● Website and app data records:
··········

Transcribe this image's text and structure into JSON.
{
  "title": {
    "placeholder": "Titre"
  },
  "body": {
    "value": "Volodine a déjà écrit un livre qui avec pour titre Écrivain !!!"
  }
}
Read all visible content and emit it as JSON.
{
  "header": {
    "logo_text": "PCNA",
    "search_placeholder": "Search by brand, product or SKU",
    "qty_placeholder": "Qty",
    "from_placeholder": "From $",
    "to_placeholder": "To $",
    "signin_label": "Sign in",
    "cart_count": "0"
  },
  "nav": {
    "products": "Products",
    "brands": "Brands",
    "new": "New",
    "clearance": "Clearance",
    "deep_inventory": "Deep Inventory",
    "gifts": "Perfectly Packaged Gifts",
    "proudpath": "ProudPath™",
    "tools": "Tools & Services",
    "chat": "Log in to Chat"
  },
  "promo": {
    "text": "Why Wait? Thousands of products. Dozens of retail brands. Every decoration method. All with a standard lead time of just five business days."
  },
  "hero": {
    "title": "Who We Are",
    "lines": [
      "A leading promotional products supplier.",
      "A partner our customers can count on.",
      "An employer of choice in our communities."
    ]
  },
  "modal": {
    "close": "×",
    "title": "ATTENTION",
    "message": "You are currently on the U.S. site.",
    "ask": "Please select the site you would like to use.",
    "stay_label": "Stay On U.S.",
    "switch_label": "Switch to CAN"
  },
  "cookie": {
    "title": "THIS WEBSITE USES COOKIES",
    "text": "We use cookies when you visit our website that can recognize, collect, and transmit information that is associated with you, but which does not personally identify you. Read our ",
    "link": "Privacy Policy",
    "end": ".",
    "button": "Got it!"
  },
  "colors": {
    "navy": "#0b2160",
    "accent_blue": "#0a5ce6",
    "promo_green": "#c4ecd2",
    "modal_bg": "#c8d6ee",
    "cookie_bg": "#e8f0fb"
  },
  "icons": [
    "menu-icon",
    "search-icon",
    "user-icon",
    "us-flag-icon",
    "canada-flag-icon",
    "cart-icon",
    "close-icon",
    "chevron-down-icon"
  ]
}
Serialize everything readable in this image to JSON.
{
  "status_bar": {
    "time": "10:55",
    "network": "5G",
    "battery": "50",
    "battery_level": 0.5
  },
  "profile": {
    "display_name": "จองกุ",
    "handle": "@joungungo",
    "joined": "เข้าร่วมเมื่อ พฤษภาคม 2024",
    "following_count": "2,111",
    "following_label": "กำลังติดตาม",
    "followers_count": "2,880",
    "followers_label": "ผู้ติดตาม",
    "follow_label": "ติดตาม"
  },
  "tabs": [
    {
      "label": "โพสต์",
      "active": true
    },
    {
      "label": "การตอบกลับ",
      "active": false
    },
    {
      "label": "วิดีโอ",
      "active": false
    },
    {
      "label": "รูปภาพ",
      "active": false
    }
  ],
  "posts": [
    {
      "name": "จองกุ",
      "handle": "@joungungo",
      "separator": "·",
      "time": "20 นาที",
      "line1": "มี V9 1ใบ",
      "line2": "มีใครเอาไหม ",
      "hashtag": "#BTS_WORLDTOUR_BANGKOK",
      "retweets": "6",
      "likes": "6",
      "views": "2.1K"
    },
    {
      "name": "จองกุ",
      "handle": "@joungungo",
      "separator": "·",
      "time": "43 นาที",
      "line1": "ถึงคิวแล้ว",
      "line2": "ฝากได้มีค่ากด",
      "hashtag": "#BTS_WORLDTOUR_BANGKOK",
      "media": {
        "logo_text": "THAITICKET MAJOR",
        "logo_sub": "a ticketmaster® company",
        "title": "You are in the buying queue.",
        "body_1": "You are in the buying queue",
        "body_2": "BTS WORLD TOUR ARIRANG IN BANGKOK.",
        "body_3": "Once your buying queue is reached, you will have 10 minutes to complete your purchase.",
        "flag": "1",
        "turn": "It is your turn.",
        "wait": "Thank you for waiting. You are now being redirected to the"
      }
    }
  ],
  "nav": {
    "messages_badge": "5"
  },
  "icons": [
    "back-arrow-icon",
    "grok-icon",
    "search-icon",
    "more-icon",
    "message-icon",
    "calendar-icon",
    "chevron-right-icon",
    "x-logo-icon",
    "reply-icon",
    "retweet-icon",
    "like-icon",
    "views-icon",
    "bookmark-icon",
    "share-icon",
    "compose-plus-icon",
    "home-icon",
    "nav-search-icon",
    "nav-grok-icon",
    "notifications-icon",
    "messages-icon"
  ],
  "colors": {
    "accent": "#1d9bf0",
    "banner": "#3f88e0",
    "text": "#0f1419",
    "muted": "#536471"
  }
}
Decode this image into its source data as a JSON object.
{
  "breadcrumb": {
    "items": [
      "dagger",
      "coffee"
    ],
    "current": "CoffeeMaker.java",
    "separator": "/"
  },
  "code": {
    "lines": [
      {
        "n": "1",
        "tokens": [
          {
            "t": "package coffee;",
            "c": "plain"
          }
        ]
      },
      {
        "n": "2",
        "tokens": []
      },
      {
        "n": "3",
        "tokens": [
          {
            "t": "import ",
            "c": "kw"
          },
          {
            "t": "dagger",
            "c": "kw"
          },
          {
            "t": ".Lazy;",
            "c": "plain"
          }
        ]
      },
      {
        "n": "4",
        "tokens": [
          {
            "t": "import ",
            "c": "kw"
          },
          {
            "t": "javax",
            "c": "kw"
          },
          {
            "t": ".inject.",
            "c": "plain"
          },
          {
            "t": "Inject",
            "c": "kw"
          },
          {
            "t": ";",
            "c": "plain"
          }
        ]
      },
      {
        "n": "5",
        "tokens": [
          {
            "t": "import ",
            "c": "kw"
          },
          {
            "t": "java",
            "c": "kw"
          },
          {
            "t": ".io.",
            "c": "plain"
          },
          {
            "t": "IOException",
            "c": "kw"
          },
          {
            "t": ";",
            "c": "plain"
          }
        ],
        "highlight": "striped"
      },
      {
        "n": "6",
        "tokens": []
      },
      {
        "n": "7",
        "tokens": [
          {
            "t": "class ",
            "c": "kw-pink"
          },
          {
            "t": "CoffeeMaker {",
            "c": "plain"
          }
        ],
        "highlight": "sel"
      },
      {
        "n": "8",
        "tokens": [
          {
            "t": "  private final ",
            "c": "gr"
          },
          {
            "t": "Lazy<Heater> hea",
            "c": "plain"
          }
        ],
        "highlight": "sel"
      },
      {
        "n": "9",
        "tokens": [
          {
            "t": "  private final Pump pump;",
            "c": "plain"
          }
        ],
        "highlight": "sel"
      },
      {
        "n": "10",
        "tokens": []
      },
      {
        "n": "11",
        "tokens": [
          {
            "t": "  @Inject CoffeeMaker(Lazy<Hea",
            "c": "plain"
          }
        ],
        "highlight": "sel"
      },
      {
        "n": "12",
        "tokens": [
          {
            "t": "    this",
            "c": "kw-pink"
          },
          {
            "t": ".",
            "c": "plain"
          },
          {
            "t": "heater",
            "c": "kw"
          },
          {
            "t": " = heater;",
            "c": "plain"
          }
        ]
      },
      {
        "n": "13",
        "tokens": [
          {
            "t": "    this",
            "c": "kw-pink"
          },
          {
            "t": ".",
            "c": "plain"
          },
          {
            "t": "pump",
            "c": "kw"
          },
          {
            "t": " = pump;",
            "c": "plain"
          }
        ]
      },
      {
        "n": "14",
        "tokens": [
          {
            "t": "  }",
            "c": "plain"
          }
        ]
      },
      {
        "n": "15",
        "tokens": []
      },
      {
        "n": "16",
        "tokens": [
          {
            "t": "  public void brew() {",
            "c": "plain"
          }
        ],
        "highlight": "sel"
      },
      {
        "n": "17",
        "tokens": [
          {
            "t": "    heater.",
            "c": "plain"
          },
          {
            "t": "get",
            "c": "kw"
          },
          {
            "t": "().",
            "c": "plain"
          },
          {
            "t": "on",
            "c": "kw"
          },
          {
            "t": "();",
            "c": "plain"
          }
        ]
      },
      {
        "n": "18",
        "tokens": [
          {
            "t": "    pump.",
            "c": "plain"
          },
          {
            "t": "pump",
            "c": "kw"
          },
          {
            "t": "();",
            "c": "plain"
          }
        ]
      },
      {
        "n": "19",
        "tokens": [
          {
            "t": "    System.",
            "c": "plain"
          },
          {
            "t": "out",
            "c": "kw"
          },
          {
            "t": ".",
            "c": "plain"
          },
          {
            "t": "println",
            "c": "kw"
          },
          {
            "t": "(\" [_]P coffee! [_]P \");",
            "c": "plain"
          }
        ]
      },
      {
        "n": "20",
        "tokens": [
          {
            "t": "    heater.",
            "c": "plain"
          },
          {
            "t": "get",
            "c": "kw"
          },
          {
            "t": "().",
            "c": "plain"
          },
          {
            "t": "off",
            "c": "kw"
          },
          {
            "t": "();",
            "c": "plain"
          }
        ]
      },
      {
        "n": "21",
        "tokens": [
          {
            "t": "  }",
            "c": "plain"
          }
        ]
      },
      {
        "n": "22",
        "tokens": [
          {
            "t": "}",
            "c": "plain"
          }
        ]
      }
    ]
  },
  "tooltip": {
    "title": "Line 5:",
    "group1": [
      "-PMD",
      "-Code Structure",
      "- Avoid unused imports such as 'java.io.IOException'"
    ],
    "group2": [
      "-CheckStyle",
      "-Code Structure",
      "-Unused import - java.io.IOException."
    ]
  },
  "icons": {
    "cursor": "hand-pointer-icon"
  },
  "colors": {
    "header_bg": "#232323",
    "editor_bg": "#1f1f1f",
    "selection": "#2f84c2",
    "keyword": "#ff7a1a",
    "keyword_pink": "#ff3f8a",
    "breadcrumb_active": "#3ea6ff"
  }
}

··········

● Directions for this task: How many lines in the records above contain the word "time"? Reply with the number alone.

● Answer box: 4